[Excerpts from an interface dataset]
⟨
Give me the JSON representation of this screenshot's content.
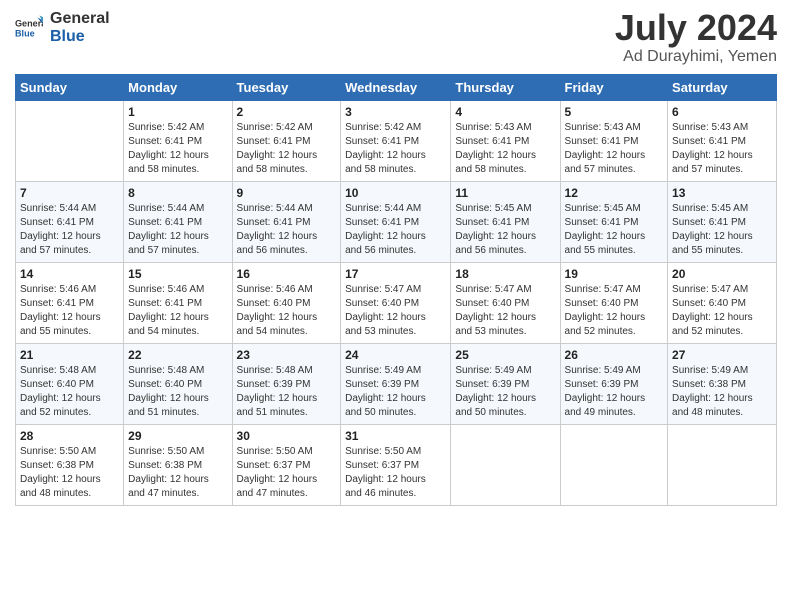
{
  "header": {
    "logo_line1": "General",
    "logo_line2": "Blue",
    "month": "July 2024",
    "location": "Ad Durayhimi, Yemen"
  },
  "days_of_week": [
    "Sunday",
    "Monday",
    "Tuesday",
    "Wednesday",
    "Thursday",
    "Friday",
    "Saturday"
  ],
  "weeks": [
    [
      {
        "day": "",
        "info": ""
      },
      {
        "day": "1",
        "info": "Sunrise: 5:42 AM\nSunset: 6:41 PM\nDaylight: 12 hours\nand 58 minutes."
      },
      {
        "day": "2",
        "info": "Sunrise: 5:42 AM\nSunset: 6:41 PM\nDaylight: 12 hours\nand 58 minutes."
      },
      {
        "day": "3",
        "info": "Sunrise: 5:42 AM\nSunset: 6:41 PM\nDaylight: 12 hours\nand 58 minutes."
      },
      {
        "day": "4",
        "info": "Sunrise: 5:43 AM\nSunset: 6:41 PM\nDaylight: 12 hours\nand 58 minutes."
      },
      {
        "day": "5",
        "info": "Sunrise: 5:43 AM\nSunset: 6:41 PM\nDaylight: 12 hours\nand 57 minutes."
      },
      {
        "day": "6",
        "info": "Sunrise: 5:43 AM\nSunset: 6:41 PM\nDaylight: 12 hours\nand 57 minutes."
      }
    ],
    [
      {
        "day": "7",
        "info": "Sunrise: 5:44 AM\nSunset: 6:41 PM\nDaylight: 12 hours\nand 57 minutes."
      },
      {
        "day": "8",
        "info": "Sunrise: 5:44 AM\nSunset: 6:41 PM\nDaylight: 12 hours\nand 57 minutes."
      },
      {
        "day": "9",
        "info": "Sunrise: 5:44 AM\nSunset: 6:41 PM\nDaylight: 12 hours\nand 56 minutes."
      },
      {
        "day": "10",
        "info": "Sunrise: 5:44 AM\nSunset: 6:41 PM\nDaylight: 12 hours\nand 56 minutes."
      },
      {
        "day": "11",
        "info": "Sunrise: 5:45 AM\nSunset: 6:41 PM\nDaylight: 12 hours\nand 56 minutes."
      },
      {
        "day": "12",
        "info": "Sunrise: 5:45 AM\nSunset: 6:41 PM\nDaylight: 12 hours\nand 55 minutes."
      },
      {
        "day": "13",
        "info": "Sunrise: 5:45 AM\nSunset: 6:41 PM\nDaylight: 12 hours\nand 55 minutes."
      }
    ],
    [
      {
        "day": "14",
        "info": "Sunrise: 5:46 AM\nSunset: 6:41 PM\nDaylight: 12 hours\nand 55 minutes."
      },
      {
        "day": "15",
        "info": "Sunrise: 5:46 AM\nSunset: 6:41 PM\nDaylight: 12 hours\nand 54 minutes."
      },
      {
        "day": "16",
        "info": "Sunrise: 5:46 AM\nSunset: 6:40 PM\nDaylight: 12 hours\nand 54 minutes."
      },
      {
        "day": "17",
        "info": "Sunrise: 5:47 AM\nSunset: 6:40 PM\nDaylight: 12 hours\nand 53 minutes."
      },
      {
        "day": "18",
        "info": "Sunrise: 5:47 AM\nSunset: 6:40 PM\nDaylight: 12 hours\nand 53 minutes."
      },
      {
        "day": "19",
        "info": "Sunrise: 5:47 AM\nSunset: 6:40 PM\nDaylight: 12 hours\nand 52 minutes."
      },
      {
        "day": "20",
        "info": "Sunrise: 5:47 AM\nSunset: 6:40 PM\nDaylight: 12 hours\nand 52 minutes."
      }
    ],
    [
      {
        "day": "21",
        "info": "Sunrise: 5:48 AM\nSunset: 6:40 PM\nDaylight: 12 hours\nand 52 minutes."
      },
      {
        "day": "22",
        "info": "Sunrise: 5:48 AM\nSunset: 6:40 PM\nDaylight: 12 hours\nand 51 minutes."
      },
      {
        "day": "23",
        "info": "Sunrise: 5:48 AM\nSunset: 6:39 PM\nDaylight: 12 hours\nand 51 minutes."
      },
      {
        "day": "24",
        "info": "Sunrise: 5:49 AM\nSunset: 6:39 PM\nDaylight: 12 hours\nand 50 minutes."
      },
      {
        "day": "25",
        "info": "Sunrise: 5:49 AM\nSunset: 6:39 PM\nDaylight: 12 hours\nand 50 minutes."
      },
      {
        "day": "26",
        "info": "Sunrise: 5:49 AM\nSunset: 6:39 PM\nDaylight: 12 hours\nand 49 minutes."
      },
      {
        "day": "27",
        "info": "Sunrise: 5:49 AM\nSunset: 6:38 PM\nDaylight: 12 hours\nand 48 minutes."
      }
    ],
    [
      {
        "day": "28",
        "info": "Sunrise: 5:50 AM\nSunset: 6:38 PM\nDaylight: 12 hours\nand 48 minutes."
      },
      {
        "day": "29",
        "info": "Sunrise: 5:50 AM\nSunset: 6:38 PM\nDaylight: 12 hours\nand 47 minutes."
      },
      {
        "day": "30",
        "info": "Sunrise: 5:50 AM\nSunset: 6:37 PM\nDaylight: 12 hours\nand 47 minutes."
      },
      {
        "day": "31",
        "info": "Sunrise: 5:50 AM\nSunset: 6:37 PM\nDaylight: 12 hours\nand 46 minutes."
      },
      {
        "day": "",
        "info": ""
      },
      {
        "day": "",
        "info": ""
      },
      {
        "day": "",
        "info": ""
      }
    ]
  ]
}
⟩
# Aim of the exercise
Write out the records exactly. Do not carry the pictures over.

# Finished exercise
Give me the JSON representation of this screenshot's content.
{
  "header": {
    "logo_line1": "General",
    "logo_line2": "Blue",
    "month": "July 2024",
    "location": "Ad Durayhimi, Yemen"
  },
  "days_of_week": [
    "Sunday",
    "Monday",
    "Tuesday",
    "Wednesday",
    "Thursday",
    "Friday",
    "Saturday"
  ],
  "weeks": [
    [
      {
        "day": "",
        "info": ""
      },
      {
        "day": "1",
        "info": "Sunrise: 5:42 AM\nSunset: 6:41 PM\nDaylight: 12 hours\nand 58 minutes."
      },
      {
        "day": "2",
        "info": "Sunrise: 5:42 AM\nSunset: 6:41 PM\nDaylight: 12 hours\nand 58 minutes."
      },
      {
        "day": "3",
        "info": "Sunrise: 5:42 AM\nSunset: 6:41 PM\nDaylight: 12 hours\nand 58 minutes."
      },
      {
        "day": "4",
        "info": "Sunrise: 5:43 AM\nSunset: 6:41 PM\nDaylight: 12 hours\nand 58 minutes."
      },
      {
        "day": "5",
        "info": "Sunrise: 5:43 AM\nSunset: 6:41 PM\nDaylight: 12 hours\nand 57 minutes."
      },
      {
        "day": "6",
        "info": "Sunrise: 5:43 AM\nSunset: 6:41 PM\nDaylight: 12 hours\nand 57 minutes."
      }
    ],
    [
      {
        "day": "7",
        "info": "Sunrise: 5:44 AM\nSunset: 6:41 PM\nDaylight: 12 hours\nand 57 minutes."
      },
      {
        "day": "8",
        "info": "Sunrise: 5:44 AM\nSunset: 6:41 PM\nDaylight: 12 hours\nand 57 minutes."
      },
      {
        "day": "9",
        "info": "Sunrise: 5:44 AM\nSunset: 6:41 PM\nDaylight: 12 hours\nand 56 minutes."
      },
      {
        "day": "10",
        "info": "Sunrise: 5:44 AM\nSunset: 6:41 PM\nDaylight: 12 hours\nand 56 minutes."
      },
      {
        "day": "11",
        "info": "Sunrise: 5:45 AM\nSunset: 6:41 PM\nDaylight: 12 hours\nand 56 minutes."
      },
      {
        "day": "12",
        "info": "Sunrise: 5:45 AM\nSunset: 6:41 PM\nDaylight: 12 hours\nand 55 minutes."
      },
      {
        "day": "13",
        "info": "Sunrise: 5:45 AM\nSunset: 6:41 PM\nDaylight: 12 hours\nand 55 minutes."
      }
    ],
    [
      {
        "day": "14",
        "info": "Sunrise: 5:46 AM\nSunset: 6:41 PM\nDaylight: 12 hours\nand 55 minutes."
      },
      {
        "day": "15",
        "info": "Sunrise: 5:46 AM\nSunset: 6:41 PM\nDaylight: 12 hours\nand 54 minutes."
      },
      {
        "day": "16",
        "info": "Sunrise: 5:46 AM\nSunset: 6:40 PM\nDaylight: 12 hours\nand 54 minutes."
      },
      {
        "day": "17",
        "info": "Sunrise: 5:47 AM\nSunset: 6:40 PM\nDaylight: 12 hours\nand 53 minutes."
      },
      {
        "day": "18",
        "info": "Sunrise: 5:47 AM\nSunset: 6:40 PM\nDaylight: 12 hours\nand 53 minutes."
      },
      {
        "day": "19",
        "info": "Sunrise: 5:47 AM\nSunset: 6:40 PM\nDaylight: 12 hours\nand 52 minutes."
      },
      {
        "day": "20",
        "info": "Sunrise: 5:47 AM\nSunset: 6:40 PM\nDaylight: 12 hours\nand 52 minutes."
      }
    ],
    [
      {
        "day": "21",
        "info": "Sunrise: 5:48 AM\nSunset: 6:40 PM\nDaylight: 12 hours\nand 52 minutes."
      },
      {
        "day": "22",
        "info": "Sunrise: 5:48 AM\nSunset: 6:40 PM\nDaylight: 12 hours\nand 51 minutes."
      },
      {
        "day": "23",
        "info": "Sunrise: 5:48 AM\nSunset: 6:39 PM\nDaylight: 12 hours\nand 51 minutes."
      },
      {
        "day": "24",
        "info": "Sunrise: 5:49 AM\nSunset: 6:39 PM\nDaylight: 12 hours\nand 50 minutes."
      },
      {
        "day": "25",
        "info": "Sunrise: 5:49 AM\nSunset: 6:39 PM\nDaylight: 12 hours\nand 50 minutes."
      },
      {
        "day": "26",
        "info": "Sunrise: 5:49 AM\nSunset: 6:39 PM\nDaylight: 12 hours\nand 49 minutes."
      },
      {
        "day": "27",
        "info": "Sunrise: 5:49 AM\nSunset: 6:38 PM\nDaylight: 12 hours\nand 48 minutes."
      }
    ],
    [
      {
        "day": "28",
        "info": "Sunrise: 5:50 AM\nSunset: 6:38 PM\nDaylight: 12 hours\nand 48 minutes."
      },
      {
        "day": "29",
        "info": "Sunrise: 5:50 AM\nSunset: 6:38 PM\nDaylight: 12 hours\nand 47 minutes."
      },
      {
        "day": "30",
        "info": "Sunrise: 5:50 AM\nSunset: 6:37 PM\nDaylight: 12 hours\nand 47 minutes."
      },
      {
        "day": "31",
        "info": "Sunrise: 5:50 AM\nSunset: 6:37 PM\nDaylight: 12 hours\nand 46 minutes."
      },
      {
        "day": "",
        "info": ""
      },
      {
        "day": "",
        "info": ""
      },
      {
        "day": "",
        "info": ""
      }
    ]
  ]
}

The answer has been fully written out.